Go through the records and extract every line with the word "title".

——————

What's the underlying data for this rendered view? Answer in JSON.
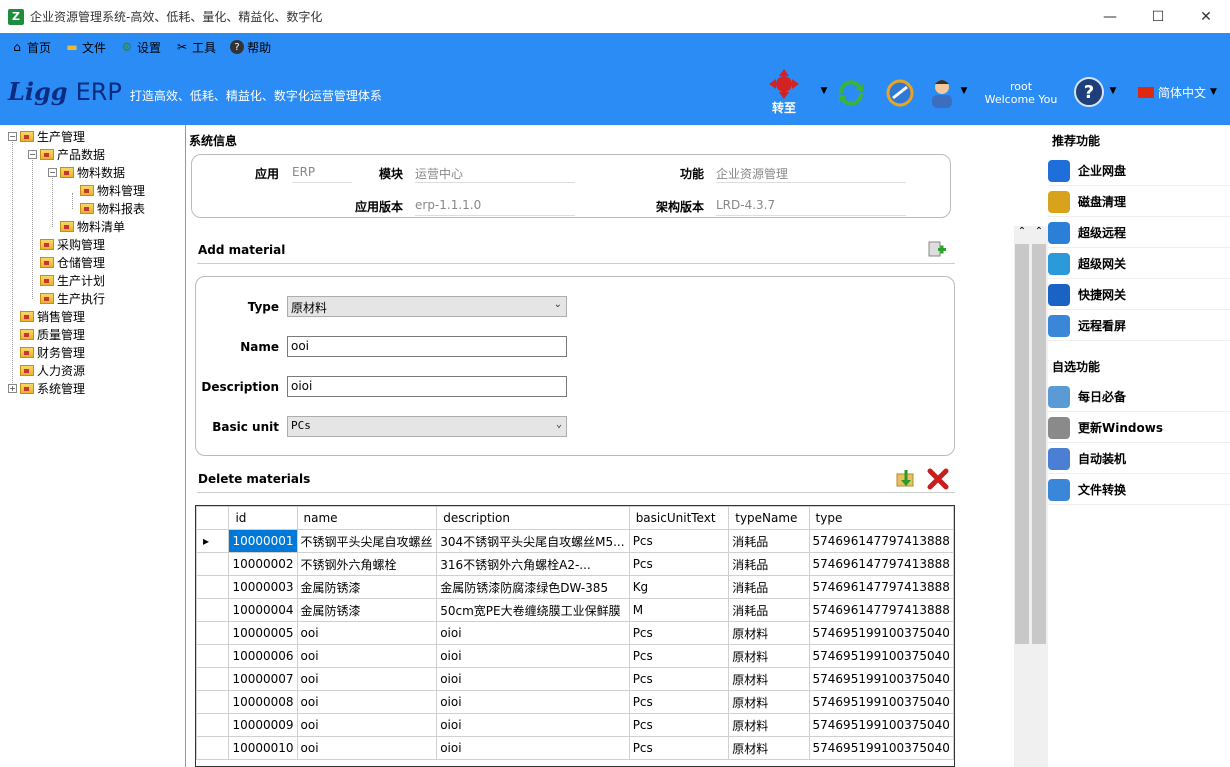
{
  "window": {
    "title": "企业资源管理系统-高效、低耗、量化、精益化、数字化",
    "min": "—",
    "max": "☐",
    "close": "✕"
  },
  "menu": [
    {
      "label": "首页",
      "icon": "home-icon"
    },
    {
      "label": "文件",
      "icon": "folder-icon"
    },
    {
      "label": "设置",
      "icon": "gear-icon"
    },
    {
      "label": "工具",
      "icon": "tools-icon"
    },
    {
      "label": "帮助",
      "icon": "help-icon"
    }
  ],
  "brand": {
    "ligg": "Ligg",
    "erp": "ERP",
    "slogan": "打造高效、低耗、精益化、数字化运营管理体系"
  },
  "toolbar": {
    "goto_label": "转至",
    "user_name": "root",
    "welcome": "Welcome You",
    "language": "简体中文"
  },
  "tree": [
    {
      "label": "生产管理",
      "depth": 0,
      "exp": "−"
    },
    {
      "label": "产品数据",
      "depth": 1,
      "exp": "−"
    },
    {
      "label": "物料数据",
      "depth": 2,
      "exp": "−"
    },
    {
      "label": "物料管理",
      "depth": 3,
      "exp": ""
    },
    {
      "label": "物料报表",
      "depth": 3,
      "exp": ""
    },
    {
      "label": "物料清单",
      "depth": 2,
      "exp": ""
    },
    {
      "label": "采购管理",
      "depth": 1,
      "exp": ""
    },
    {
      "label": "仓储管理",
      "depth": 1,
      "exp": ""
    },
    {
      "label": "生产计划",
      "depth": 1,
      "exp": ""
    },
    {
      "label": "生产执行",
      "depth": 1,
      "exp": ""
    },
    {
      "label": "销售管理",
      "depth": 0,
      "exp": ""
    },
    {
      "label": "质量管理",
      "depth": 0,
      "exp": ""
    },
    {
      "label": "财务管理",
      "depth": 0,
      "exp": ""
    },
    {
      "label": "人力资源",
      "depth": 0,
      "exp": ""
    },
    {
      "label": "系统管理",
      "depth": 0,
      "exp": "+"
    }
  ],
  "sysinfo": {
    "title": "系统信息",
    "app_label": "应用",
    "app_value": "ERP",
    "module_label": "模块",
    "module_value": "运营中心",
    "function_label": "功能",
    "function_value": "企业资源管理",
    "appver_label": "应用版本",
    "appver_value": "erp-1.1.1.0",
    "archver_label": "架构版本",
    "archver_value": "LRD-4.3.7"
  },
  "add": {
    "title": "Add material",
    "type_label": "Type",
    "type_value": "原材料",
    "name_label": "Name",
    "name_value": "ooi",
    "desc_label": "Description",
    "desc_value": "oioi",
    "unit_label": "Basic unit",
    "unit_value": "PCs"
  },
  "delete": {
    "title": "Delete materials"
  },
  "grid": {
    "columns": [
      "id",
      "name",
      "description",
      "basicUnitText",
      "typeName",
      "type"
    ],
    "rows": [
      [
        "10000001",
        "不锈钢平头尖尾自攻螺丝",
        "304不锈钢平头尖尾自攻螺丝M5...",
        "Pcs",
        "消耗品",
        "574696147797413888"
      ],
      [
        "10000002",
        "不锈钢外六角螺栓",
        "316不锈钢外六角螺栓A2-...",
        "Pcs",
        "消耗品",
        "574696147797413888"
      ],
      [
        "10000003",
        "金属防锈漆",
        "金属防锈漆防腐漆绿色DW-385",
        "Kg",
        "消耗品",
        "574696147797413888"
      ],
      [
        "10000004",
        "金属防锈漆",
        "50cm宽PE大卷缠绕膜工业保鲜膜",
        "M",
        "消耗品",
        "574696147797413888"
      ],
      [
        "10000005",
        "ooi",
        "oioi",
        "Pcs",
        "原材料",
        "574695199100375040"
      ],
      [
        "10000006",
        "ooi",
        "oioi",
        "Pcs",
        "原材料",
        "574695199100375040"
      ],
      [
        "10000007",
        "ooi",
        "oioi",
        "Pcs",
        "原材料",
        "574695199100375040"
      ],
      [
        "10000008",
        "ooi",
        "oioi",
        "Pcs",
        "原材料",
        "574695199100375040"
      ],
      [
        "10000009",
        "ooi",
        "oioi",
        "Pcs",
        "原材料",
        "574695199100375040"
      ],
      [
        "10000010",
        "ooi",
        "oioi",
        "Pcs",
        "原材料",
        "574695199100375040"
      ]
    ]
  },
  "recommended": {
    "title": "推荐功能",
    "items": [
      {
        "label": "企业网盘",
        "icon": "cloud-drive-icon",
        "color": "#1e6fd9"
      },
      {
        "label": "磁盘清理",
        "icon": "broom-icon",
        "color": "#d8a21a"
      },
      {
        "label": "超级远程",
        "icon": "remote-icon",
        "color": "#2b7fd6"
      },
      {
        "label": "超级网关",
        "icon": "ie-icon",
        "color": "#2a9ad9"
      },
      {
        "label": "快捷网关",
        "icon": "info-icon",
        "color": "#1a62c4"
      },
      {
        "label": "远程看屏",
        "icon": "monitor-icon",
        "color": "#3a86d8"
      }
    ]
  },
  "custom": {
    "title": "自选功能",
    "items": [
      {
        "label": "每日必备",
        "icon": "document-icon",
        "color": "#5b9bd5"
      },
      {
        "label": "更新Windows",
        "icon": "clock-icon",
        "color": "#8a8a8a"
      },
      {
        "label": "自动装机",
        "icon": "clock-icon",
        "color": "#4a7fd4"
      },
      {
        "label": "文件转换",
        "icon": "monitor-icon",
        "color": "#3a86d8"
      }
    ]
  },
  "colors": {
    "topbar": "#2b8cf5",
    "selection": "#0078d7"
  }
}
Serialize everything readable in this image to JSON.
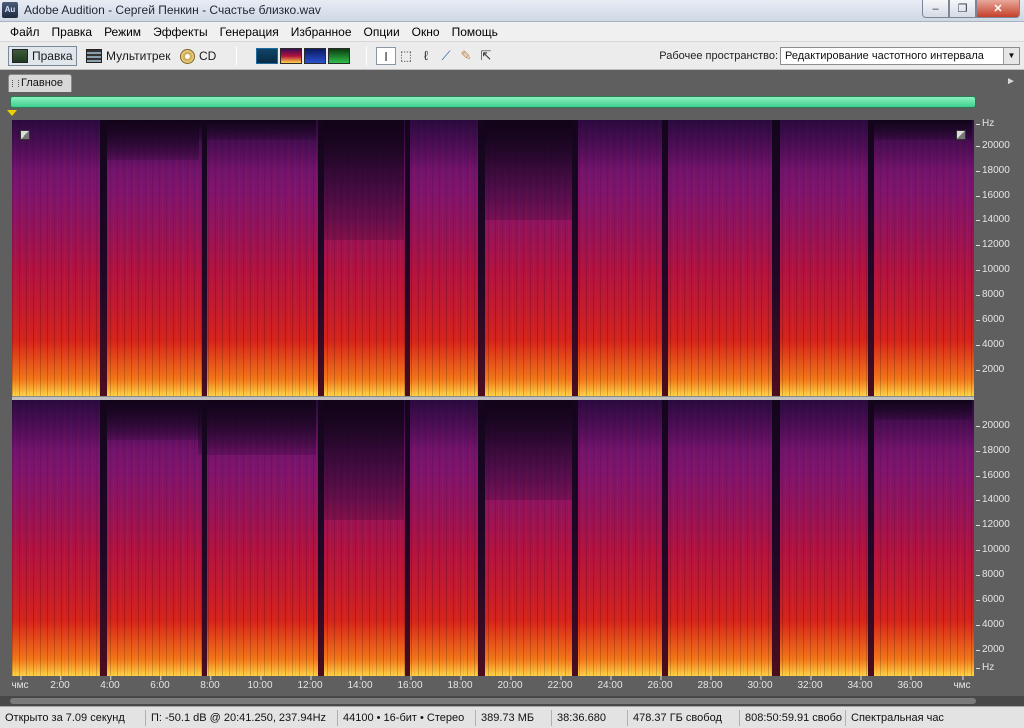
{
  "window": {
    "app_icon_label": "Au",
    "title": "Adobe Audition - Сергей Пенкин - Счастье близко.wav",
    "minimize": "–",
    "restore": "❐",
    "close": "✕"
  },
  "menu": [
    "Файл",
    "Правка",
    "Режим",
    "Эффекты",
    "Генерация",
    "Избранное",
    "Опции",
    "Окно",
    "Помощь"
  ],
  "toolbar": {
    "edit_label": "Правка",
    "multitrack_label": "Мультитрек",
    "cd_label": "CD",
    "workspace_label": "Рабочее пространство:",
    "workspace_value": "Редактирование частотного интервала"
  },
  "panel": {
    "tab_label": "Главное",
    "menu_icon": "►"
  },
  "freq_axis": {
    "unit": "Hz",
    "ticks": [
      "20000",
      "18000",
      "16000",
      "14000",
      "12000",
      "10000",
      "8000",
      "6000",
      "4000",
      "2000"
    ],
    "bottom_unit": "Hz"
  },
  "time_axis": {
    "start": "чмс",
    "ticks": [
      "2:00",
      "4:00",
      "6:00",
      "8:00",
      "10:00",
      "12:00",
      "14:00",
      "16:00",
      "18:00",
      "20:00",
      "22:00",
      "24:00",
      "26:00",
      "28:00",
      "30:00",
      "32:00",
      "34:00",
      "36:00"
    ],
    "end": "чмс"
  },
  "status": {
    "opened": "Открыто за 7.09 секунд",
    "cursor": "П: -50.1 dB @ 20:41.250, 237.94Hz",
    "format": "44100 • 16-бит • Стерео",
    "size": "389.73 МБ",
    "duration": "38:36.680",
    "disk_free": "478.37 ГБ свобод",
    "time_free": "808:50:59.91 свобо",
    "view": "Спектральная час"
  },
  "colors": {
    "overview": "#3fcf8e",
    "spectrogram_low": "#ffd447",
    "spectrogram_mid": "#b0123d",
    "spectrogram_high": "#3a0c52"
  }
}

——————

> Problem solution
    "title": "企业资源管理系统-高效、低耗、量化、精益化、数字化",
    "title": "系统信息",
    "title": "Add material",
    "title": "Delete materials"
    "title": "推荐功能",
    "title": "自选功能",
    "title": "Adobe Audition - Сергей Пенкин - Счастье близко.wav",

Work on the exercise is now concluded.